Fifty hazardous waste sites in 28 states are to get $582 million in stimulus money, the United States Environmental Protection Agency announced this week. The cash injection is a boon for clean-up efforts, according to the New York Times.
For around half of those sites, the money is helping continue clean-up efforts that have languished or ceased since last year, due to economics.
In some cases, the messes have been around far longer than the economically related one we are in at the moment. About one of the stimulus-funded efforts, the Times reports:
About $10 to $25 million will connect 180 houses in southeastern North Dakota to public drinking water. Their wells were tainted with arsenic from bait applied to control grasshoppers in the 30s and 40s.

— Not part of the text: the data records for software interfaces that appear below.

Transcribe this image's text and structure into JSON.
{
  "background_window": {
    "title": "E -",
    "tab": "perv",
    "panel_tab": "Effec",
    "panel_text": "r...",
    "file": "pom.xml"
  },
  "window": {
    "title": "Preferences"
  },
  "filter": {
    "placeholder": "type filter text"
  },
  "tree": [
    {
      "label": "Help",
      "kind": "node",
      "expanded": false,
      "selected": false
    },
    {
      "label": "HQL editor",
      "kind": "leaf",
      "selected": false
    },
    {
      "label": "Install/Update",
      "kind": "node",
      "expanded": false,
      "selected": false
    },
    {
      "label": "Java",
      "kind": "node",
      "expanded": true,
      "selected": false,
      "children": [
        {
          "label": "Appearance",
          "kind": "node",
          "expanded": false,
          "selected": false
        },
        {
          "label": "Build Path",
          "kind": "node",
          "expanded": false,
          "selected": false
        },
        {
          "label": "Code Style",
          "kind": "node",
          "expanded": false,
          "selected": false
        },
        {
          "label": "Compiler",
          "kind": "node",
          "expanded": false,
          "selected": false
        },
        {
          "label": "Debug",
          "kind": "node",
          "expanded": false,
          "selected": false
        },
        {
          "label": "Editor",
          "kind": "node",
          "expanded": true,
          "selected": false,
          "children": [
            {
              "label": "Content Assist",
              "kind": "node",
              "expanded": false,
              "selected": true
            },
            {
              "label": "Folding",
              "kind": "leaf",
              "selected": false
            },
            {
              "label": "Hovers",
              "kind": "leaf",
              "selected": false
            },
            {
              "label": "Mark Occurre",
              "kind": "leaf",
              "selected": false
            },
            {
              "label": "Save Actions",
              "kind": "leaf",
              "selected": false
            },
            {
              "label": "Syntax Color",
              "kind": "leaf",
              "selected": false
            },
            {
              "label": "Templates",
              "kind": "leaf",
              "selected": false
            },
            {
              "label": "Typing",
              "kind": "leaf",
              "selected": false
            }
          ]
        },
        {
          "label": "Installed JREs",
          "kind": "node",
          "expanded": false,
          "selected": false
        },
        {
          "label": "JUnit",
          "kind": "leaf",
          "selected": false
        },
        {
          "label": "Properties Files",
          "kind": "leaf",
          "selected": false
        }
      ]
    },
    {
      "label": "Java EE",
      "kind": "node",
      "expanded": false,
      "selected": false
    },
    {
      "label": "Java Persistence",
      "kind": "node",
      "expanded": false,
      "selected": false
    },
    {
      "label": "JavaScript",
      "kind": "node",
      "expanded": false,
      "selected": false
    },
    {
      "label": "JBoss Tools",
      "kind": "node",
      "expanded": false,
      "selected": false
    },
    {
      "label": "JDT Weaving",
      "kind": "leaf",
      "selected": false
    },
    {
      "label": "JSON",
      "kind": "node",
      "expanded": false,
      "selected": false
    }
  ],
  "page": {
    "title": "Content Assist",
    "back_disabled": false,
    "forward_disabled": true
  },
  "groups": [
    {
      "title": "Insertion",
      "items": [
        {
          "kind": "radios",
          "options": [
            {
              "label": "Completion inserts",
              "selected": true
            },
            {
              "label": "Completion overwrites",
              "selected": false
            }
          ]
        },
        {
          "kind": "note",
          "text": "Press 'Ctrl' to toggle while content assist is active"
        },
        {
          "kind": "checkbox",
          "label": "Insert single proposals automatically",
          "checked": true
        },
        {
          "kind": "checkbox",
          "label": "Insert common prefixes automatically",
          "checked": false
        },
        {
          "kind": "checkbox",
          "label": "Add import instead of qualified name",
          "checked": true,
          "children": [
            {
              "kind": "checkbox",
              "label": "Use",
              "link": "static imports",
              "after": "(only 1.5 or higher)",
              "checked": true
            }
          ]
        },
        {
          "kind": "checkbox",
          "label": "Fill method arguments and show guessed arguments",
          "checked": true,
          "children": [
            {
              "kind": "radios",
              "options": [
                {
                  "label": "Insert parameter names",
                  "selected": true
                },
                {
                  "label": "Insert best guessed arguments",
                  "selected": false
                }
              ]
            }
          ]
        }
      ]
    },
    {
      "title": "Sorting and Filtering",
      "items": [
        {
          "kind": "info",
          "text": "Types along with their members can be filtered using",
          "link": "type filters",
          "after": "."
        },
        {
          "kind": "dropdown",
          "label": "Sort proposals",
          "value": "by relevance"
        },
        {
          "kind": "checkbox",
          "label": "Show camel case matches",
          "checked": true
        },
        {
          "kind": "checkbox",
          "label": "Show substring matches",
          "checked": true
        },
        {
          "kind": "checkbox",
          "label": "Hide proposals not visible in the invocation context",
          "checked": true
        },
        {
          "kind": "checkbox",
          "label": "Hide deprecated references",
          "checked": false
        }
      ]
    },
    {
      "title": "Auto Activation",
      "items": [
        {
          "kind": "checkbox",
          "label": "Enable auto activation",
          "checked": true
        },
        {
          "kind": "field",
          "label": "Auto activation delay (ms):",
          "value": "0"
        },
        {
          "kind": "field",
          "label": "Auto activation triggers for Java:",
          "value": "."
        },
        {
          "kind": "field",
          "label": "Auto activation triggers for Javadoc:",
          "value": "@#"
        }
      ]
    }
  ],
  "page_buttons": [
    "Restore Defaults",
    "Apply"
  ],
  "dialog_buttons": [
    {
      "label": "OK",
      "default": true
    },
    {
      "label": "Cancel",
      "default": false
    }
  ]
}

Addressing one of the recurring concerns about stimulus funding as it relates to getting out-of-work Americans back on the path to financial stability, the EPA says this money will create jobs for cleanup contractors, soil excavation companies, hazardous waste disposal facilities and labs that test samples to detect contamination.